A 51-year-old State Department employee who ran into the owner of a McLean video store with his car after objecting to a late fee was sentenced yesterday to perform 200 hours of community service.
Gregory H. Stanton, of McLean, was accused of hitting the store owner on the head with a videocassette, then driving his car into the man, knocking him through the plate-glass front of a restaurant. Stanton fled to Amsterdam on his diplomatic passport before returning to the United States and surrendering to police.
Stanton later paid store owner Hassan Mostafavi $30,000 in damages, and yesterday, Fairfax County Circuit Court Judge Kathleen H. MacKay said she took that into consideration. She gave Stanton a six-year suspended sentence for malicious wounding and destruction of property and gave him credit for the 40 days he spent in jail. MacKay ordered Stanton held April 29 when he did not contest the charges.
MacKay called Stanton's actions "bizarre," but she noted that he had no prior criminal record and that she had received 16 letters of support from his family and friends.
"There is no reason I should not take into consideration a whole man's life when deciding a sentence," MacKay said. "It would serve no purpose to serve any more time in jail."
Stanton wiped away tears as he told the judge that his actions were a result of his being given the wrong psychiatric medication for manic depression.

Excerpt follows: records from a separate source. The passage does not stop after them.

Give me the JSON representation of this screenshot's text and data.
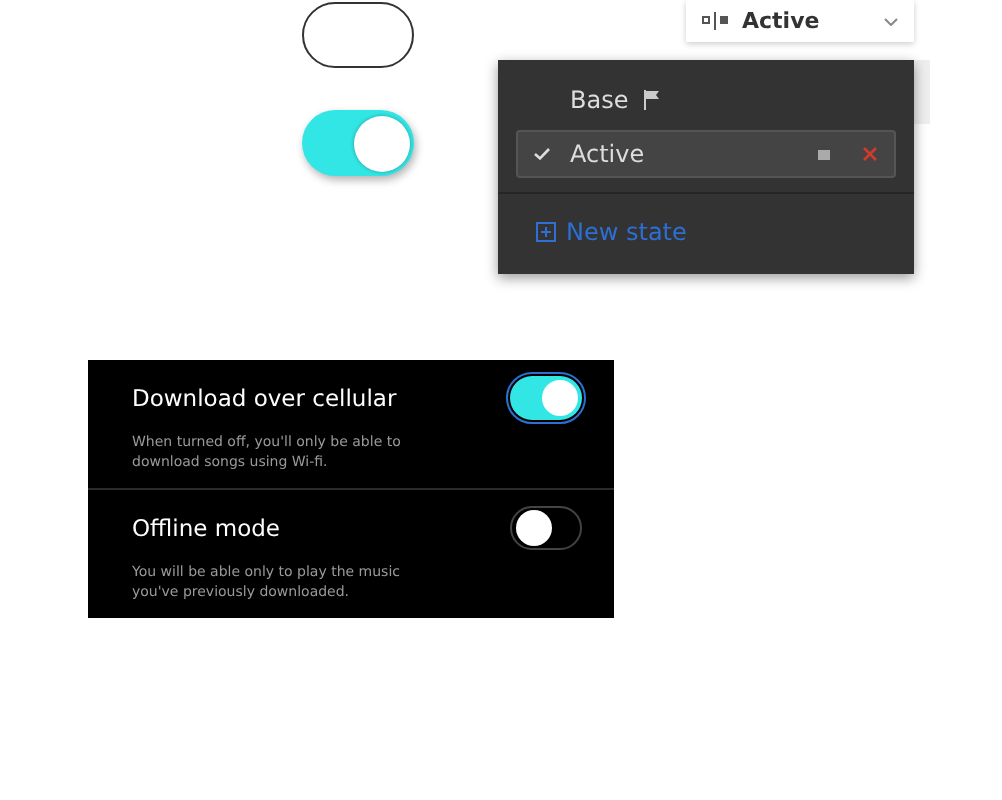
{
  "canvas_toggles": [
    {
      "on": false
    },
    {
      "on": true
    }
  ],
  "state_dropdown": {
    "value": "Active"
  },
  "states_menu": {
    "items": [
      {
        "label": "Base",
        "selected": false,
        "kind": "base"
      },
      {
        "label": "Active",
        "selected": true,
        "kind": "custom"
      }
    ],
    "new_state": "New state"
  },
  "settings": [
    {
      "title": "Download over cellular",
      "description": "When turned off, you'll only be able to download songs using Wi-fi.",
      "on": true,
      "focused": true
    },
    {
      "title": "Offline mode",
      "description": "You will be able only to play the music you've previously downloaded.",
      "on": false,
      "focused": false
    }
  ]
}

"I am profoundly sorry for those acts, and I prayed often for the full recovery of the man I injured," Stanton said. "What I did were acts of temporary insanity."
Stanton's attorney, Thomas Abbenante, said Stanton was mistakenly given Prozac, which he was taking at the time of the Jan. 24 altercation at Box Office Video in McLean.
Two psychiatrists testified on Stanton's behalf that the drug impaired his judgment and caused him to act impulsively.
Assistant Commonwealth's Attorney Douglas R. Kay, who argued that Stanton should get jail time, said the defendant's behavior was "horrifying" and resembled "something out of a Hollywood movie."
"Even though the victim was paid . . . that does not take away the injuries he suffered," Kay said.
Police said Stanton argued with Mostafavi over a $4.49 late fee. Mostafavi, when reached at home, said he had mixed feelings about the sentence. "If he doesn't snap on anyone else, I am happy," he said. "But if he is still a danger, then I am disappointed."
Abbenante said Stanton will probably lose his license to practice law in Virginia as well as his job with the State Department, where he has been a junior Foreign Service officer since August 1992. A State Department official said yesterday that the agency was evaluating Stanton's position there.